Besides exploring Bocks a bit yesterday, I’ve been giving thought to what sorts of springtime beers have been taking hold (here in America, at least) as a “traditional” spring beer.
Of course, the short answer is “none”; there is no one particular style emerging that fills the role in the way that Bocks have. American brewers brew what strikes their fancy for the season, if they focus on the season at all.
But there are trends. Empirically I would point to a range of beers that are pale-ish (up to red and brown), crisp and refreshing, probably hoppy, but with a bigger malt bill and strength that what you would expect from a summer ale—something that drinks equally well on a hot day as a cool one.
Pretty loose!

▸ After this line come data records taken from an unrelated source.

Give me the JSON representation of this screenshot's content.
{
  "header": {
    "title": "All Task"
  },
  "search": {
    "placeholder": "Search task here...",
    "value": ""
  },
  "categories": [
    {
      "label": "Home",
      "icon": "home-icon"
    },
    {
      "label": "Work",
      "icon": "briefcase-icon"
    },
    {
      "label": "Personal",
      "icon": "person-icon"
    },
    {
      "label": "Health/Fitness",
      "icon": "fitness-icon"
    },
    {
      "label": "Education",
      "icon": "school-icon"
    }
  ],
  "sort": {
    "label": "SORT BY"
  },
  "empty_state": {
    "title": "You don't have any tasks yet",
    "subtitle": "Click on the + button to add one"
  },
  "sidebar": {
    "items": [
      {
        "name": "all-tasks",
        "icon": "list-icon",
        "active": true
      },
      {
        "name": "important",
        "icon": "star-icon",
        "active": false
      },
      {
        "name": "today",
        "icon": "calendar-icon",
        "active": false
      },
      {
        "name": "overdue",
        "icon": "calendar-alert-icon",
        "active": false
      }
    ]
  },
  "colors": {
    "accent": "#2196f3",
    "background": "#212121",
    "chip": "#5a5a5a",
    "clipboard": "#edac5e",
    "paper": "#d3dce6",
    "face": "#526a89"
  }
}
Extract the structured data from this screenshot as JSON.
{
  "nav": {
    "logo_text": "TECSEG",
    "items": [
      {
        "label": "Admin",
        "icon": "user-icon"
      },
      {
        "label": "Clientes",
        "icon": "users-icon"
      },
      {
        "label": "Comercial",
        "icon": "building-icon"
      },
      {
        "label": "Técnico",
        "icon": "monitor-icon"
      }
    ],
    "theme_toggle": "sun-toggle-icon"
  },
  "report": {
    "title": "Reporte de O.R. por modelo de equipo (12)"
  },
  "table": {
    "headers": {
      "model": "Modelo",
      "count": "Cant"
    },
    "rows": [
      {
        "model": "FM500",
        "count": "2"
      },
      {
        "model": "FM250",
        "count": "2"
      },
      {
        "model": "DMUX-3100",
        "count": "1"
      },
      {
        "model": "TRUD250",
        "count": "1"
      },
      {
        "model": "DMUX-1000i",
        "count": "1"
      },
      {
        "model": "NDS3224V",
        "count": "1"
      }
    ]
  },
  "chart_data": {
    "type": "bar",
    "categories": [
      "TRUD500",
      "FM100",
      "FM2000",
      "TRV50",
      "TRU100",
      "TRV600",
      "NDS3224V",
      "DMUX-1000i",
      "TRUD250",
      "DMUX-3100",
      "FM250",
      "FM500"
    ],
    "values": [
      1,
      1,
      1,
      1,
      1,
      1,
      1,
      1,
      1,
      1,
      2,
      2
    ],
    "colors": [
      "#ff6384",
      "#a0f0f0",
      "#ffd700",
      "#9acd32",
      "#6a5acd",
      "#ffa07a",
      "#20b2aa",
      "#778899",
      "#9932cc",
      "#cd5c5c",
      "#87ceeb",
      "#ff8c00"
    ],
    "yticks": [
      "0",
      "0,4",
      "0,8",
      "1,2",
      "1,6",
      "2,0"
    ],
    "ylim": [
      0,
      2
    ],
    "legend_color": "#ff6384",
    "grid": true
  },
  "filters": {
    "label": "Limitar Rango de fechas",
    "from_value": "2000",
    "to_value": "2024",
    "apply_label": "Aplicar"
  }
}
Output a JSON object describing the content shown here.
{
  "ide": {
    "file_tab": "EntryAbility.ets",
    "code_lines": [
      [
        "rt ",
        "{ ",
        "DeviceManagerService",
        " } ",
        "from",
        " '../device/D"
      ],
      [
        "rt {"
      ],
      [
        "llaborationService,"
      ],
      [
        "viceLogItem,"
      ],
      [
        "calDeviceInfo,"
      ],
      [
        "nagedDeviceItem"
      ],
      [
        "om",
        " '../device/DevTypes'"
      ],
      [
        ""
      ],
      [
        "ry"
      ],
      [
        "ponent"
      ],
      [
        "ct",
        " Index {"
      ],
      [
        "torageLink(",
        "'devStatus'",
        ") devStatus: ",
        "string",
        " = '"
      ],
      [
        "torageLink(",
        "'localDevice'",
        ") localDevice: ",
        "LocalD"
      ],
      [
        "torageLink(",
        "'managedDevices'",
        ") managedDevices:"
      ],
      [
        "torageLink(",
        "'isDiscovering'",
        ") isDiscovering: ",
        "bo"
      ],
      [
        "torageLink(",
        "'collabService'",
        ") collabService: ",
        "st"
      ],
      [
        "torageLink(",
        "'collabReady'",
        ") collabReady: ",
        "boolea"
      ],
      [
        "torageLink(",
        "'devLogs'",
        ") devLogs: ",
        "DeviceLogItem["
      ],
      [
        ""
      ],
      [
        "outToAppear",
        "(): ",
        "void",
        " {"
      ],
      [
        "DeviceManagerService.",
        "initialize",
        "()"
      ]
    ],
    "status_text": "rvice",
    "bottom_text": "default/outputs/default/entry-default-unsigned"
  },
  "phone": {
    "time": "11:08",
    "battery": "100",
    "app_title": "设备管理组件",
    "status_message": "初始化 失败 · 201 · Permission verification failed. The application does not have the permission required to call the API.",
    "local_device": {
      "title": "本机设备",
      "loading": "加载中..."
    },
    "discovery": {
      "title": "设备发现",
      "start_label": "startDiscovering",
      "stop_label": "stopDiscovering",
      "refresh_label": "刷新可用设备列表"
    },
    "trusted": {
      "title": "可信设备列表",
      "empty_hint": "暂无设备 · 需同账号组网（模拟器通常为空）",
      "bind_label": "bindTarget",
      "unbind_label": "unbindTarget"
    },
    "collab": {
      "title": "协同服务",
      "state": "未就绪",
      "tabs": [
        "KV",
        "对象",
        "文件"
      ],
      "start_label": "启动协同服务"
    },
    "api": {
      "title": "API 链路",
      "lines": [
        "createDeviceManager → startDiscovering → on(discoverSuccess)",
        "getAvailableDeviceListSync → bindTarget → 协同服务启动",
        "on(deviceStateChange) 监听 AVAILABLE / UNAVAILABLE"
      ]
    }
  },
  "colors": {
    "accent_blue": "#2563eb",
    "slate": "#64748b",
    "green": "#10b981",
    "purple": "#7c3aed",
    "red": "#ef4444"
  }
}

But then I’m on the West Coast of the U.S., where beer drinkers’ tastes have been spoiled by bold beer with lots of hops. As a point of reference, I would look toward American/Northwest Red Ales like Deschutes Cinder Cone Red (which I’ll have a review of soon), or paler-but-hoppy beers like Sierra Nevada’s ESB (Early Spring Beer).
Bière de Mars is another spring style, a French-Belgian style of beer brewed in (you guessed it) March. I like Jolly Pumpkin‘s description which could fit the style pretty well:
A sustaining beer that is brewed to comfort in the gusty ides of March and welcome in a wealth of warmer weather.
Besides Jolly Pumpkin, the best-known examples probably come from New Belgium Brewing, Brewery Ommegang, and Flying Dog. These are robust Bières de Garde that are earthy, spicy, fruity, and complex—perfect beers for cool spring evenings.
But remember what I said about there truly being no particular tradition being adhered to? Take a look at BeerAdvocate’s Top Spring Seasonals to really bring this home. Dark Lord Imperial Stout? Live Oak Hefeweizen? Melt Down Double IPA? All I can say is, “Wow.”